What is needed here is an exact reprint of every record below.

● Provided records:
....................
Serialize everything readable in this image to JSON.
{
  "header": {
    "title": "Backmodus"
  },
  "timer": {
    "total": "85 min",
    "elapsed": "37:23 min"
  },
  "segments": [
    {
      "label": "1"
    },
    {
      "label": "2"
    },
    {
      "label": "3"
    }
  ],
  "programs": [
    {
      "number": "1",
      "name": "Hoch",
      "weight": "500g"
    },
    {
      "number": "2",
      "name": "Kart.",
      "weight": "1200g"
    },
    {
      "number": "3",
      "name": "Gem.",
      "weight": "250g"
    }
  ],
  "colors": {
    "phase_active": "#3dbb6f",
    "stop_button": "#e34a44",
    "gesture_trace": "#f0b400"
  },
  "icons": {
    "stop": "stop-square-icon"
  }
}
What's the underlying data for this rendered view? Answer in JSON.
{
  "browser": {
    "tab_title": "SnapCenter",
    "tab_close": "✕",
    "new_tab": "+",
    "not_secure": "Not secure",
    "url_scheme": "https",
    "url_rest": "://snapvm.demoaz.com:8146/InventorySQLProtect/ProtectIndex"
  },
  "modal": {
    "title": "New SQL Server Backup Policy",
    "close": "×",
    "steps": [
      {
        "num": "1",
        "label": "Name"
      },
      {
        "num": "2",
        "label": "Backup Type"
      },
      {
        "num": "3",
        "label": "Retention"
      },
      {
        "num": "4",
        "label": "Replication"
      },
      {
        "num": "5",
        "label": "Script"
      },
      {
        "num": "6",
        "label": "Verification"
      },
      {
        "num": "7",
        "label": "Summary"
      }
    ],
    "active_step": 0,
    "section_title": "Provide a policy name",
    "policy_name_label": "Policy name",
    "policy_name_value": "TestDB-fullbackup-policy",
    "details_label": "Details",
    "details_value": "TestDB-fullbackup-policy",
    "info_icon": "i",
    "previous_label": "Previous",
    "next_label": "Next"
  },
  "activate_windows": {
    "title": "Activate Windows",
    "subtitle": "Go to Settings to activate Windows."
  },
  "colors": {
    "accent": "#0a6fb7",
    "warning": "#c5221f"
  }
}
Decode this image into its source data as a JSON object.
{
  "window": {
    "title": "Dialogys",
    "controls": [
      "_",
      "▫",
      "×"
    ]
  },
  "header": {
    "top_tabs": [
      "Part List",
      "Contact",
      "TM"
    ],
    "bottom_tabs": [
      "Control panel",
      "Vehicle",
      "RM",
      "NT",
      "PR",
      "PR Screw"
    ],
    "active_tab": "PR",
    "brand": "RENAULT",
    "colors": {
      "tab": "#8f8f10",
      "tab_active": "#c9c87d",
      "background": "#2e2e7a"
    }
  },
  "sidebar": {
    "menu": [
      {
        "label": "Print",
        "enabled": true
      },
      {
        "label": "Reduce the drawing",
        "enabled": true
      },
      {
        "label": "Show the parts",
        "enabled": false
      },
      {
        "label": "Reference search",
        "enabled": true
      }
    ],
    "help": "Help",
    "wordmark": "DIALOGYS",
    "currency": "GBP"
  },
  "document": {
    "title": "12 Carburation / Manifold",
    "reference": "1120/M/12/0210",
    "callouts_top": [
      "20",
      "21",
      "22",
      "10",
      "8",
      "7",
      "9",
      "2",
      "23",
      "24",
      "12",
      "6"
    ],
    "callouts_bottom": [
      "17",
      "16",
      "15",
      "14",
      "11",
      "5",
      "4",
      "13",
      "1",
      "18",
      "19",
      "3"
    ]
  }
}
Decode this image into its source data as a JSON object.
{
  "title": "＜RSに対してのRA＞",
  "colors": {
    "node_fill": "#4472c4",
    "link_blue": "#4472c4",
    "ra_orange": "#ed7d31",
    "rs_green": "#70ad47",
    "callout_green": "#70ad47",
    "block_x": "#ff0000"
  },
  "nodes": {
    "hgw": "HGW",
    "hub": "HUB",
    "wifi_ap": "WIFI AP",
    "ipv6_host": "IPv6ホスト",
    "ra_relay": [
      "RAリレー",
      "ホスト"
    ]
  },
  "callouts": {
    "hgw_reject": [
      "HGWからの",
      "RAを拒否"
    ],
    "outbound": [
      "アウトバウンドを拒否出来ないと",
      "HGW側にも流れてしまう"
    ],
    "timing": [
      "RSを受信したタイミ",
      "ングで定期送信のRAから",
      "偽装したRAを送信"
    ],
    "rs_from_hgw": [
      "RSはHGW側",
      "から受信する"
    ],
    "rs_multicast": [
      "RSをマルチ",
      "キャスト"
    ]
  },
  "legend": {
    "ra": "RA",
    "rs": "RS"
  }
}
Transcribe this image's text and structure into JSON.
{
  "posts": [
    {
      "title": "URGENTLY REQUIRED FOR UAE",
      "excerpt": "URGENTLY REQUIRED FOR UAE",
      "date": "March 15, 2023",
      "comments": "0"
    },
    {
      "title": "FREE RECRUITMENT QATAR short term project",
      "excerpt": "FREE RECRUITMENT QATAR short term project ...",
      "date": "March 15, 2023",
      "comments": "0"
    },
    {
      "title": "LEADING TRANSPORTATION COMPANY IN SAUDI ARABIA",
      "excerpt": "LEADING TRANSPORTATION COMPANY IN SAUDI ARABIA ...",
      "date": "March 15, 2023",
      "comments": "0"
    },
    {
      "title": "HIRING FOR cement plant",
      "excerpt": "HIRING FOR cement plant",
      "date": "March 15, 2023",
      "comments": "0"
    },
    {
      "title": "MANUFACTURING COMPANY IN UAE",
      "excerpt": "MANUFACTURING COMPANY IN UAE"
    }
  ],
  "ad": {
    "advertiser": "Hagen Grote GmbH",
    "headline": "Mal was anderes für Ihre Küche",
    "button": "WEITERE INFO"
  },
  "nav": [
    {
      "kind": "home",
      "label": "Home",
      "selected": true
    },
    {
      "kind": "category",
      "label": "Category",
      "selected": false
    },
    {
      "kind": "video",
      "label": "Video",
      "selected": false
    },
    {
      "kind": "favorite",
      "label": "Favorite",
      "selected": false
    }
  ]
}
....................
● Exercise result:
Serialize everything readable in this image to JSON.
{
  "header": {
    "title": "Backmodus"
  },
  "timer": {
    "total": "85 min",
    "elapsed": "37:23 min"
  },
  "segments": [
    {
      "label": "1"
    },
    {
      "label": "2"
    },
    {
      "label": "3"
    }
  ],
  "programs": [
    {
      "number": "1",
      "name": "Hoch",
      "weight": "500g"
    },
    {
      "number": "2",
      "name": "Kart.",
      "weight": "1200g"
    },
    {
      "number": "3",
      "name": "Gem.",
      "weight": "250g"
    }
  ],
  "colors": {
    "phase_active": "#3dbb6f",
    "stop_button": "#e34a44",
    "gesture_trace": "#f0b400"
  },
  "icons": {
    "stop": "stop-square-icon"
  }
}
What's the underlying data for this rendered view? Answer in JSON.
{
  "browser": {
    "tab_title": "SnapCenter",
    "tab_close": "✕",
    "new_tab": "+",
    "not_secure": "Not secure",
    "url_scheme": "https",
    "url_rest": "://snapvm.demoaz.com:8146/InventorySQLProtect/ProtectIndex"
  },
  "modal": {
    "title": "New SQL Server Backup Policy",
    "close": "×",
    "steps": [
      {
        "num": "1",
        "label": "Name"
      },
      {
        "num": "2",
        "label": "Backup Type"
      },
      {
        "num": "3",
        "label": "Retention"
      },
      {
        "num": "4",
        "label": "Replication"
      },
      {
        "num": "5",
        "label": "Script"
      },
      {
        "num": "6",
        "label": "Verification"
      },
      {
        "num": "7",
        "label": "Summary"
      }
    ],
    "active_step": 0,
    "section_title": "Provide a policy name",
    "policy_name_label": "Policy name",
    "policy_name_value": "TestDB-fullbackup-policy",
    "details_label": "Details",
    "details_value": "TestDB-fullbackup-policy",
    "info_icon": "i",
    "previous_label": "Previous",
    "next_label": "Next"
  },
  "activate_windows": {
    "title": "Activate Windows",
    "subtitle": "Go to Settings to activate Windows."
  },
  "colors": {
    "accent": "#0a6fb7",
    "warning": "#c5221f"
  }
}
Decode this image into its source data as a JSON object.
{
  "window": {
    "title": "Dialogys",
    "controls": [
      "_",
      "▫",
      "×"
    ]
  },
  "header": {
    "top_tabs": [
      "Part List",
      "Contact",
      "TM"
    ],
    "bottom_tabs": [
      "Control panel",
      "Vehicle",
      "RM",
      "NT",
      "PR",
      "PR Screw"
    ],
    "active_tab": "PR",
    "brand": "RENAULT",
    "colors": {
      "tab": "#8f8f10",
      "tab_active": "#c9c87d",
      "background": "#2e2e7a"
    }
  },
  "sidebar": {
    "menu": [
      {
        "label": "Print",
        "enabled": true
      },
      {
        "label": "Reduce the drawing",
        "enabled": true
      },
      {
        "label": "Show the parts",
        "enabled": false
      },
      {
        "label": "Reference search",
        "enabled": true
      }
    ],
    "help": "Help",
    "wordmark": "DIALOGYS",
    "currency": "GBP"
  },
  "document": {
    "title": "12 Carburation / Manifold",
    "reference": "1120/M/12/0210",
    "callouts_top": [
      "20",
      "21",
      "22",
      "10",
      "8",
      "7",
      "9",
      "2",
      "23",
      "24",
      "12",
      "6"
    ],
    "callouts_bottom": [
      "17",
      "16",
      "15",
      "14",
      "11",
      "5",
      "4",
      "13",
      "1",
      "18",
      "19",
      "3"
    ]
  }
}
Decode this image into its source data as a JSON object.
{
  "title": "＜RSに対してのRA＞",
  "colors": {
    "node_fill": "#4472c4",
    "link_blue": "#4472c4",
    "ra_orange": "#ed7d31",
    "rs_green": "#70ad47",
    "callout_green": "#70ad47",
    "block_x": "#ff0000"
  },
  "nodes": {
    "hgw": "HGW",
    "hub": "HUB",
    "wifi_ap": "WIFI AP",
    "ipv6_host": "IPv6ホスト",
    "ra_relay": [
      "RAリレー",
      "ホスト"
    ]
  },
  "callouts": {
    "hgw_reject": [
      "HGWからの",
      "RAを拒否"
    ],
    "outbound": [
      "アウトバウンドを拒否出来ないと",
      "HGW側にも流れてしまう"
    ],
    "timing": [
      "RSを受信したタイミ",
      "ングで定期送信のRAから",
      "偽装したRAを送信"
    ],
    "rs_from_hgw": [
      "RSはHGW側",
      "から受信する"
    ],
    "rs_multicast": [
      "RSをマルチ",
      "キャスト"
    ]
  },
  "legend": {
    "ra": "RA",
    "rs": "RS"
  }
}
Transcribe this image's text and structure into JSON.
{
  "posts": [
    {
      "title": "URGENTLY REQUIRED FOR UAE",
      "excerpt": "URGENTLY REQUIRED FOR UAE",
      "date": "March 15, 2023",
      "comments": "0"
    },
    {
      "title": "FREE RECRUITMENT QATAR short term project",
      "excerpt": "FREE RECRUITMENT QATAR short term project ...",
      "date": "March 15, 2023",
      "comments": "0"
    },
    {
      "title": "LEADING TRANSPORTATION COMPANY IN SAUDI ARABIA",
      "excerpt": "LEADING TRANSPORTATION COMPANY IN SAUDI ARABIA ...",
      "date": "March 15, 2023",
      "comments": "0"
    },
    {
      "title": "HIRING FOR cement plant",
      "excerpt": "HIRING FOR cement plant",
      "date": "March 15, 2023",
      "comments": "0"
    },
    {
      "title": "MANUFACTURING COMPANY IN UAE",
      "excerpt": "MANUFACTURING COMPANY IN UAE"
    }
  ],
  "ad": {
    "advertiser": "Hagen Grote GmbH",
    "headline": "Mal was anderes für Ihre Küche",
    "button": "WEITERE INFO"
  },
  "nav": [
    {
      "kind": "home",
      "label": "Home",
      "selected": true
    },
    {
      "kind": "category",
      "label": "Category",
      "selected": false
    },
    {
      "kind": "video",
      "label": "Video",
      "selected": false
    },
    {
      "kind": "favorite",
      "label": "Favorite",
      "selected": false
    }
  ]
}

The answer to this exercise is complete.